• _Extracted information_:
Start of Block

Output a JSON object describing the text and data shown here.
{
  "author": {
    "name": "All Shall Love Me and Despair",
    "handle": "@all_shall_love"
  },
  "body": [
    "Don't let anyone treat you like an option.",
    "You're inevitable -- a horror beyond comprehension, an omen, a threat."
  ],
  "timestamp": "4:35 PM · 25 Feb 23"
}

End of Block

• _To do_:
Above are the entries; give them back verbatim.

• _Exercise answer_:
Output a JSON object describing the text and data shown here.
{
  "author": {
    "name": "All Shall Love Me and Despair",
    "handle": "@all_shall_love"
  },
  "body": [
    "Don't let anyone treat you like an option.",
    "You're inevitable -- a horror beyond comprehension, an omen, a threat."
  ],
  "timestamp": "4:35 PM · 25 Feb 23"
}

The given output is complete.